A single number is the answer here: the count of lines in the records below in which the word "price" appears.
*** EXTRACTED MATERIAL ***
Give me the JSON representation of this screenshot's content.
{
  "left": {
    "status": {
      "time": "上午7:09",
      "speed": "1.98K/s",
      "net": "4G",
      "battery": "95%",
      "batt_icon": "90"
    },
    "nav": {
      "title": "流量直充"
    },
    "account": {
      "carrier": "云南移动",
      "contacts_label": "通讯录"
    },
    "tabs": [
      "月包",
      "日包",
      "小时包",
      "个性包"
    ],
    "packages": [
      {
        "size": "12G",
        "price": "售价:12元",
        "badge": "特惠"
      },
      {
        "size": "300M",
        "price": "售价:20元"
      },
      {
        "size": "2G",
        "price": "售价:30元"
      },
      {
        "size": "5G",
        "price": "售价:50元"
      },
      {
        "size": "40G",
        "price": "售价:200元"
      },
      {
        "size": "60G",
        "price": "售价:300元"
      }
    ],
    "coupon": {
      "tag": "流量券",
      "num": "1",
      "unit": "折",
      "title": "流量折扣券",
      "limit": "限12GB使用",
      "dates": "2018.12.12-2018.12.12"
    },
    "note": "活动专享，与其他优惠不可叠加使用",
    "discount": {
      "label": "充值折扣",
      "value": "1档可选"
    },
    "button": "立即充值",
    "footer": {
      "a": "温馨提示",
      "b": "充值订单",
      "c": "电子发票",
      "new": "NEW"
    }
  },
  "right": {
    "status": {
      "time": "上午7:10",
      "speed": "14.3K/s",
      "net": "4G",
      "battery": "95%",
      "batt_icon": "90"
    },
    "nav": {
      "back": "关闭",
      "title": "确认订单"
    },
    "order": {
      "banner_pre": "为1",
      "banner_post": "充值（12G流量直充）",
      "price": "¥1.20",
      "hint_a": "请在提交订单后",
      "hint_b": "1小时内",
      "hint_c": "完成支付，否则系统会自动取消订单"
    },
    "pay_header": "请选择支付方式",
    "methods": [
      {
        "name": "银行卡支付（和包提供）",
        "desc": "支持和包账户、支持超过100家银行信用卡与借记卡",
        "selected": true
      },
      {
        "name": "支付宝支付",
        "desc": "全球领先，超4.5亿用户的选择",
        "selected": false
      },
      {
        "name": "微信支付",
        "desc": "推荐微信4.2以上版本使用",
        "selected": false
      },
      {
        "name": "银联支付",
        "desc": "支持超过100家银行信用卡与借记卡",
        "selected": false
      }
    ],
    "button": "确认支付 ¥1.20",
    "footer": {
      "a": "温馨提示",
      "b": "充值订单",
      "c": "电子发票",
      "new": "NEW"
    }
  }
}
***
# YOUR SOLUTION
7